Improving Labor Conditions
At least we think so. Thursday morning saw a nice surprise on the low side as far as weekly Initial Jobless Claims are concerned. A seasonally adjusted 787,000 filed for new state-level unemployment benefits, well below expectations. Another (two-week lag) 345,000 filed for Pandemic Unemployment Assistance. This is a 13-week federal program meant to aid freelancers, sole proprietors, “gig” workers and all those who do lose jobs where they were not quite considered to be employees in the traditional sense.
Continuing Claims also dropped quite considerably. Deciphering how many laborers have been called back by employers and just how many have rolled off the back end of their state’s benefits programs is difficult to ascertain. Then there’s the state of California, which just seems too large to do anything right, or possibly count anything accurately.
You all saw the disappointing PMI surveys across the European Union on Friday morning. These sagging numbers are due to the incredibly rapid increase in the spread of this evil virus across the continent. No, we are not special. Is the U.S. handling the pandemic better than Europe? Probably not. Europe is three weeks to a month ahead of North America seasonally, and perhaps in (economically) damaging mitigation efforts. I remember talking to a friend in Milan last spring. She said simply (paraphrasing), “You people have no idea what’s about to hit you.”
She was right.
Gilead Sciences’ (GILD) Remdesivir became the first antiviral therapeutic approved by the Food and Drug Administration (FDA) for the treatment of hospitalized Covid-19 patients. Remdesivir received an Emergency Use Authorization from the FDA last May. Oddly, this comes a day after the beleaguered World Health Organization found that the drug had no impact on mortality, but just weeks after the New England Journal of Medicine showed the drug to be superior to placebo in shortening recovery times. Follow the science?

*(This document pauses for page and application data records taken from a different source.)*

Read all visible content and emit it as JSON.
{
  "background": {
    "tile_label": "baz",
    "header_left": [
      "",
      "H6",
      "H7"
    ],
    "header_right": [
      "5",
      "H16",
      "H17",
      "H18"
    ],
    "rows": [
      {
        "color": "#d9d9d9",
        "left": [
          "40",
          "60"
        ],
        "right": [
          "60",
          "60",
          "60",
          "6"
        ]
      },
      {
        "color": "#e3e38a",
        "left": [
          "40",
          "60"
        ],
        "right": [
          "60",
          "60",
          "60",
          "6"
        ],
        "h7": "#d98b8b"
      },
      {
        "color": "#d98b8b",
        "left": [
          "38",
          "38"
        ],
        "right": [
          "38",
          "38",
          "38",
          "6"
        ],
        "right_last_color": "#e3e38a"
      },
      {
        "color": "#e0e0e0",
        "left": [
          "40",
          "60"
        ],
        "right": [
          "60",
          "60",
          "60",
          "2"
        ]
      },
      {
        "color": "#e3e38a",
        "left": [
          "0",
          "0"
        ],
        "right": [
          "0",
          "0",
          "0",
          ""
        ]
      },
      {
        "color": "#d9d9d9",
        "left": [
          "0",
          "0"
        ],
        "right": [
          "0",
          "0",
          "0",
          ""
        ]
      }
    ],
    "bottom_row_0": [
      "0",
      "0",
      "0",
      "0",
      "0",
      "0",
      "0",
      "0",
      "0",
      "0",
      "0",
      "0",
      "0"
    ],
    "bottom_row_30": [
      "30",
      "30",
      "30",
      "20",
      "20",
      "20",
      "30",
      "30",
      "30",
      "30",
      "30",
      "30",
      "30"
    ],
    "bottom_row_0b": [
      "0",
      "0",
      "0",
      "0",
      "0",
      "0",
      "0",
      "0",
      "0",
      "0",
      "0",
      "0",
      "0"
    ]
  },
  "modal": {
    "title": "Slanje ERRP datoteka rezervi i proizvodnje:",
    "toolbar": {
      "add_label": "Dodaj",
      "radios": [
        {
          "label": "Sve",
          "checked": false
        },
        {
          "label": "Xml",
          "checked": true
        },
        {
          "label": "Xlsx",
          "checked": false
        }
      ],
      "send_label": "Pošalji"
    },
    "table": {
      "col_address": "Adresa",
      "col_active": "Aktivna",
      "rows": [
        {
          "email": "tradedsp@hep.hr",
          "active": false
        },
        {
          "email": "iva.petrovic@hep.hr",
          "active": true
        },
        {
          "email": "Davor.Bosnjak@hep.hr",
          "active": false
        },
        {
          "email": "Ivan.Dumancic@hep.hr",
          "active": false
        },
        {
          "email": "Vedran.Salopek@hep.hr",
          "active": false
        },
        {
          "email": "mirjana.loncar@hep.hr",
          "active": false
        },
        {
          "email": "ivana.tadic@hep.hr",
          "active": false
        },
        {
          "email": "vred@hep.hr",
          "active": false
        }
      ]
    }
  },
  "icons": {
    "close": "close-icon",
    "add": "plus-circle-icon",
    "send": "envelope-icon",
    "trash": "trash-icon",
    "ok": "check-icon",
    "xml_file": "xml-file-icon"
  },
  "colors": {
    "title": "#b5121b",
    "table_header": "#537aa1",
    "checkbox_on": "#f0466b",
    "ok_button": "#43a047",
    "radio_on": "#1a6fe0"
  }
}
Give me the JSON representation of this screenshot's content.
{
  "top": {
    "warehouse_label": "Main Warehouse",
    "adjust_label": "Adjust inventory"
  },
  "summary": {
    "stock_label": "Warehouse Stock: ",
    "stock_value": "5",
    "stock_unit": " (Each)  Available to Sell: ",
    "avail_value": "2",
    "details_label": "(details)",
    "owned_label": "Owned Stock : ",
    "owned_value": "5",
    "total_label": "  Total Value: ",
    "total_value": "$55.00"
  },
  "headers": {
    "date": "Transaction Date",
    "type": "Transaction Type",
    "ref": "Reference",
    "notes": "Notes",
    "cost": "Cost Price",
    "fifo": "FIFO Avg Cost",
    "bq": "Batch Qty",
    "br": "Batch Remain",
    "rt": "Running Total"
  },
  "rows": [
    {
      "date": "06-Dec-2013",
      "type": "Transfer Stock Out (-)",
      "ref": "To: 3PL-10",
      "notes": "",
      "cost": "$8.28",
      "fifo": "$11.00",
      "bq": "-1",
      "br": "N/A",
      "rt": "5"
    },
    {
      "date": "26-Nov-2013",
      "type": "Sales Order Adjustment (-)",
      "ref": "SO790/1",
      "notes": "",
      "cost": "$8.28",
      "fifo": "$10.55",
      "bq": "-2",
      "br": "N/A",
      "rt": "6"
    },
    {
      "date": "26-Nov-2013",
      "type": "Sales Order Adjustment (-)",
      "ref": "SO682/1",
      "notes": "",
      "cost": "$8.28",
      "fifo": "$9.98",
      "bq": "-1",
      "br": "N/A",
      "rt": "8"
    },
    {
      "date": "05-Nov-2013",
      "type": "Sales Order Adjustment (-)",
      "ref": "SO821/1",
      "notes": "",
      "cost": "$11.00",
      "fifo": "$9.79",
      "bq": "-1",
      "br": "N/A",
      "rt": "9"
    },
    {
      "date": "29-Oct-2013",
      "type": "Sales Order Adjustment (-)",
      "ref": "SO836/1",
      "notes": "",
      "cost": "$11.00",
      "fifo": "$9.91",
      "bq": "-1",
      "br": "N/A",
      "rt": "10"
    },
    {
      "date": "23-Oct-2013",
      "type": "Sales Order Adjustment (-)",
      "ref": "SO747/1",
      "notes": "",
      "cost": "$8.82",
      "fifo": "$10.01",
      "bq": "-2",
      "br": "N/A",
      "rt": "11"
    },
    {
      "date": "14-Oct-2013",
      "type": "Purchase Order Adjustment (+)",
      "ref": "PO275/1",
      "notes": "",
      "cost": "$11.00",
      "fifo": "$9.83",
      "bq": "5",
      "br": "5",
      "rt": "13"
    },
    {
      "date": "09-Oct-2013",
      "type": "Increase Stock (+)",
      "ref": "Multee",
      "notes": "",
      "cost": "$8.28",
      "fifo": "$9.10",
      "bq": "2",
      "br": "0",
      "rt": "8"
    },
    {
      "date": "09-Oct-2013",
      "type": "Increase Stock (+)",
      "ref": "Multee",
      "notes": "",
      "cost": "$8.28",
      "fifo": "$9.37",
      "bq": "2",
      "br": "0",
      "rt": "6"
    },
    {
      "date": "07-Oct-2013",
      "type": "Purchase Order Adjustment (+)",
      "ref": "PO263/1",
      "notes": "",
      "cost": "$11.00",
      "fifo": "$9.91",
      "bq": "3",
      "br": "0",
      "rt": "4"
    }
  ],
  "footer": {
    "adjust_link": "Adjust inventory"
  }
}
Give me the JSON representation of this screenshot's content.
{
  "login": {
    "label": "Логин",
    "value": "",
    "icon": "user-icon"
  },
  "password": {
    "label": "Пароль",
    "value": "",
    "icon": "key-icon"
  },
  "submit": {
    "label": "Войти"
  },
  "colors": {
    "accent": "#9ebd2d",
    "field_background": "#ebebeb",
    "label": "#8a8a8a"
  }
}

Take it from someone who suffered this virus and the never-ending period of recovery. The scientists are not a whole. Many disagree on even the basics, and many have also changed their minds on Covid-related matters several times over. Not really their fault. There has been nothing to study up on. That’s what “novel” means. There is no playbook. No way to actually follow the science. That argument is made strictly to gain political advantage. There are few actual experts and six to eight months ago, there were none. It’s extremely frustrating on the patient’s end.
Charts of the Day:
Remember when I wrote to you and said that if I had to own one airline it would be Southwest Airlines (LUV) ? Well, I followed up on my own advice, and so far so good. What you see here is an ascending triangle, which is usually a bullish pattern. Basically, an ascending triangle is a series of higher lows that run beneath a level area of resistance until the two lines meet and hopefully provide an (upwardly) explosive move. My price target is $51.
Sarge, doesn’t the whole industry look like that? Not exactly. LUV has a better-looking chart. Look at the Dow Jones U.S. Airlines Index over the same period.
Oh, you still have a closing triangle. Just that when a series of higher lows couples up with a series of lower highs, directionally, the explosive move that we look for is less predictable.
Economics (All Times Eastern)
09:45 – Markit Manufacturing PMI (Oct-Flash):Expecting 54.6, Last 54.6.
09:45 – Markit Services PMI (Oct-Flash) Expecting 53.4, Last 53.2.
13:00 – Baker Hughes Oil Rig Count (Weekly): Last 205.
The Fed (All Times Eastern)
No Public Appearances Scheduled.
Today’s Earnings Highlights (Consensus EPS Expectations)